Work item :: Search term "desc": copy each line of the records that contains it.

Items from an interface collection ::
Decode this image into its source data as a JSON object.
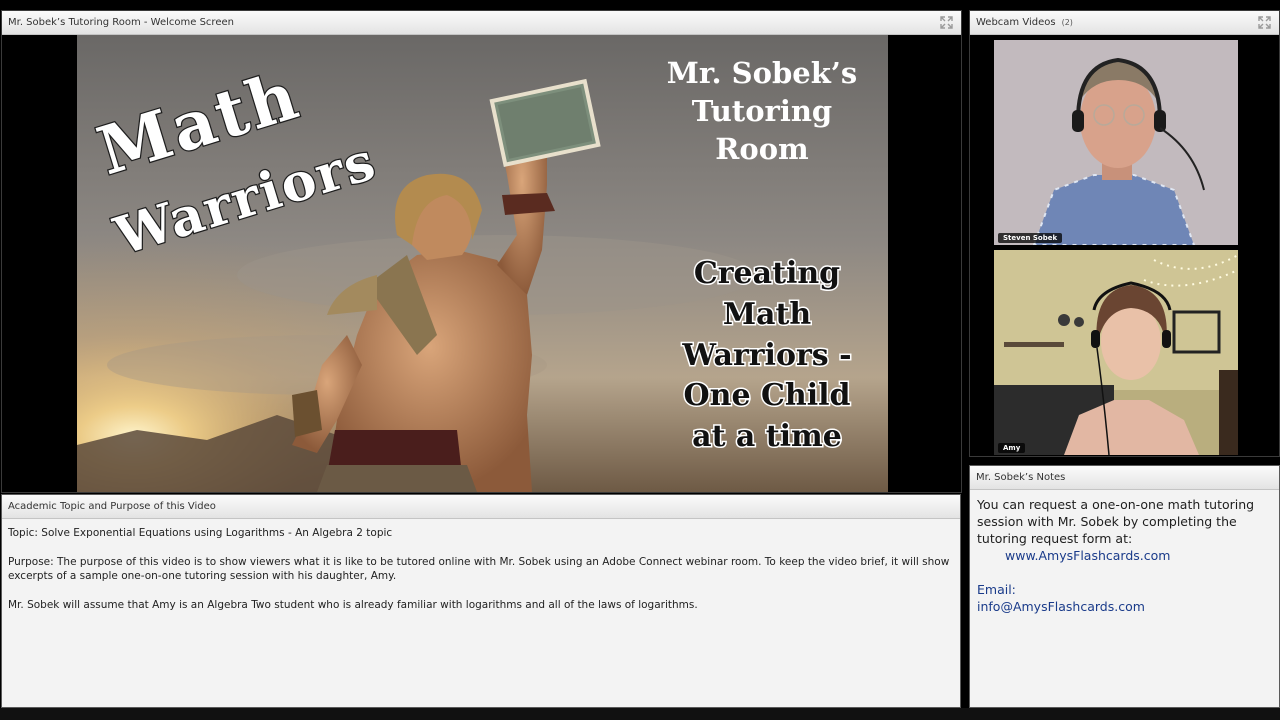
{
  "share_pod": {
    "title": "Mr. Sobek’s Tutoring Room - Welcome Screen",
    "slide": {
      "math_line": "Math",
      "warriors_line": "Warriors",
      "room_title_lines": [
        "Mr. Sobek’s",
        "Tutoring",
        "Room"
      ],
      "tagline_lines": [
        "Creating",
        "Math",
        "Warriors -",
        "One Child",
        "at a time"
      ]
    }
  },
  "webcam_pod": {
    "title": "Webcam Videos",
    "count": "(2)",
    "cams": [
      {
        "name": "Steven Sobek"
      },
      {
        "name": "Amy"
      }
    ]
  },
  "topic_pod": {
    "title": "Academic Topic and Purpose of this Video",
    "topic": "Topic: Solve Exponential Equations using Logarithms - An Algebra 2 topic",
    "purpose": "Purpose: The purpose of this video is to show viewers what it is like to be tutored online with Mr. Sobek using an Adobe Connect webinar room.  To keep the video brief, it will show excerpts of a sample one-on-one tutoring session with his daughter, Amy.",
    "assumption": "Mr. Sobek will assume that Amy is an Algebra Two student who is already familiar with logarithms and all of the laws of logarithms."
  },
  "notes_pod": {
    "title": "Mr. Sobek’s Notes",
    "intro": "You can request a one-on-one math tutoring session with Mr. Sobek by completing the tutoring request form at:",
    "website": "www.AmysFlashcards.com",
    "email_label": "Email:",
    "email": "info@AmysFlashcards.com"
  },
  "colors": {
    "link": "#1a3b8a",
    "header_bg": "#ececec",
    "slide_text": "#ffffff"
  }
}
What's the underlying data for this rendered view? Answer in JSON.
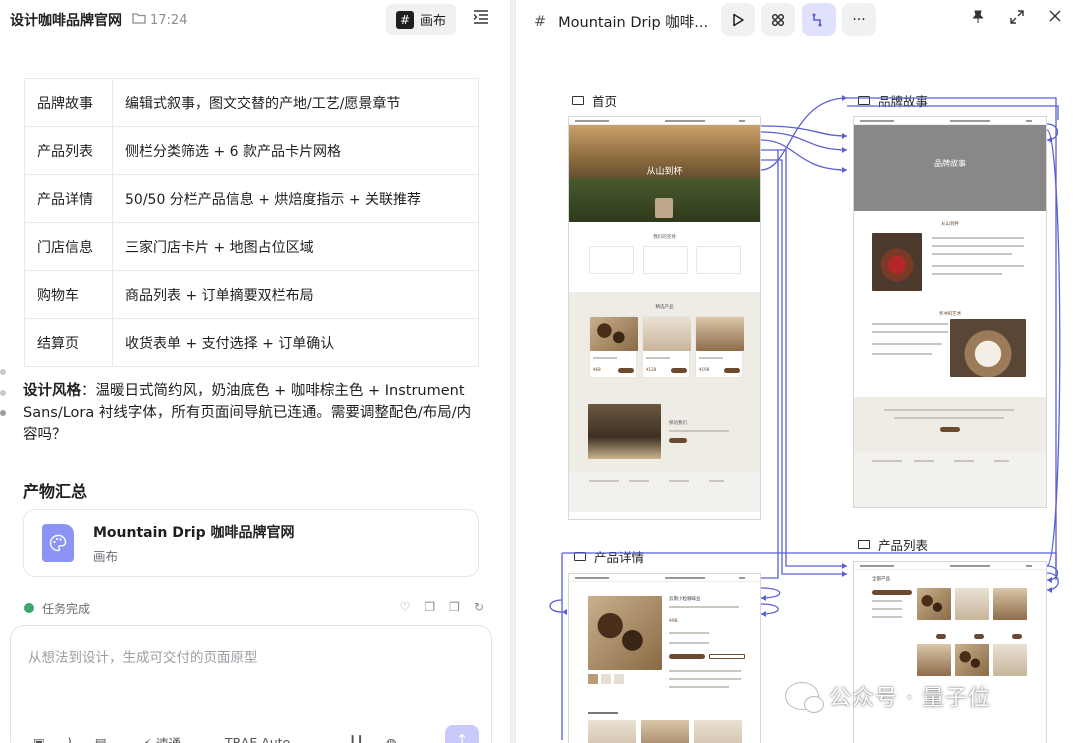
{
  "left": {
    "title": "设计咖啡品牌官网",
    "time": "17:24",
    "canvas_button": "画布",
    "table": [
      {
        "page": "品牌故事",
        "desc": "编辑式叙事，图文交替的产地/工艺/愿景章节"
      },
      {
        "page": "产品列表",
        "desc": "侧栏分类筛选 + 6 款产品卡片网格"
      },
      {
        "page": "产品详情",
        "desc": "50/50 分栏产品信息 + 烘焙度指示 + 关联推荐"
      },
      {
        "page": "门店信息",
        "desc": "三家门店卡片 + 地图占位区域"
      },
      {
        "page": "购物车",
        "desc": "商品列表 + 订单摘要双栏布局"
      },
      {
        "page": "结算页",
        "desc": "收货表单 + 支付选择 + 订单确认"
      }
    ],
    "style_label": "设计风格",
    "style_text": "：温暖日式简约风，奶油底色 + 咖啡棕主色 + Instrument Sans/Lora 衬线字体，所有页面间导航已连通。需要调整配色/布局/内容吗？",
    "outputs_title": "产物汇总",
    "card": {
      "name": "Mountain Drip 咖啡品牌官网",
      "type": "画布"
    },
    "status_text": "任务完成",
    "input_placeholder": "从想法到设计，生成可交付的页面原型",
    "tools": {
      "mode": "速通",
      "model": "TRAE Auto"
    }
  },
  "right": {
    "title": "Mountain Drip 咖啡...",
    "frames": {
      "home": {
        "label": "首页",
        "hero": "从山到杯",
        "sections": [
          "我们的坚持",
          "精选产品",
          "探访我们"
        ],
        "prices": [
          "¥68",
          "¥128",
          "¥198"
        ]
      },
      "story": {
        "label": "品牌故事",
        "hero": "品牌故事",
        "sections": [
          "从山到杯",
          "手冲的艺术"
        ]
      },
      "detail": {
        "label": "产品详情",
        "product": "云南小粒咖啡豆",
        "price": "¥98"
      },
      "list": {
        "label": "产品列表",
        "heading": "全部产品"
      }
    },
    "watermark": "公众号 · 量子位"
  },
  "colors": {
    "accent": "#5b5fd6",
    "link": "#5b5fd6",
    "brown": "#6b4a30",
    "cream": "#efece6"
  }
}
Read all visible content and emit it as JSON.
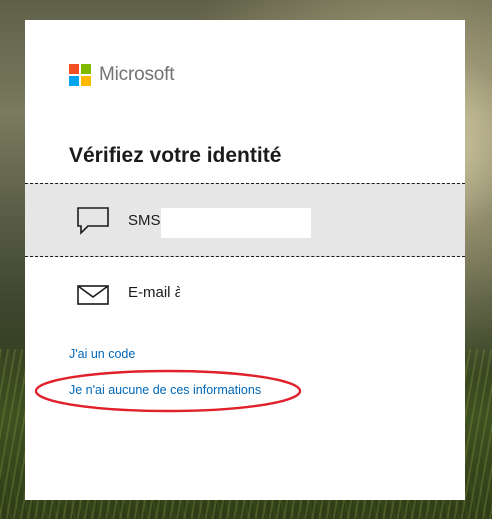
{
  "brand": {
    "name": "Microsoft",
    "logo_colors": [
      "#f25022",
      "#7fba00",
      "#00a4ef",
      "#ffb900"
    ]
  },
  "page": {
    "title": "Vérifiez votre identité"
  },
  "options": [
    {
      "label": "SMS",
      "icon": "chat-bubble-icon",
      "selected": true
    },
    {
      "label": "E-mail à",
      "icon": "envelope-icon",
      "selected": false
    }
  ],
  "links": {
    "have_code": "J'ai un code",
    "no_info": "Je n'ai aucune de ces informations"
  },
  "annotation": {
    "color": "#e0202a",
    "icon": "red-ellipse-annotation"
  }
}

Answer ::
        "desc": "编辑式叙事，图文交替的产地/工艺/愿景章节"
        "desc": "侧栏分类筛选 + 6 款产品卡片网格"
        "desc": "50/50 分栏产品信息 + 烘焙度指示 + 关联推荐"
        "desc": "三家门店卡片 + 地图占位区域"
        "desc": "商品列表 + 订单摘要双栏布局"
        "desc": "收货表单 + 支付选择 + 订单确认"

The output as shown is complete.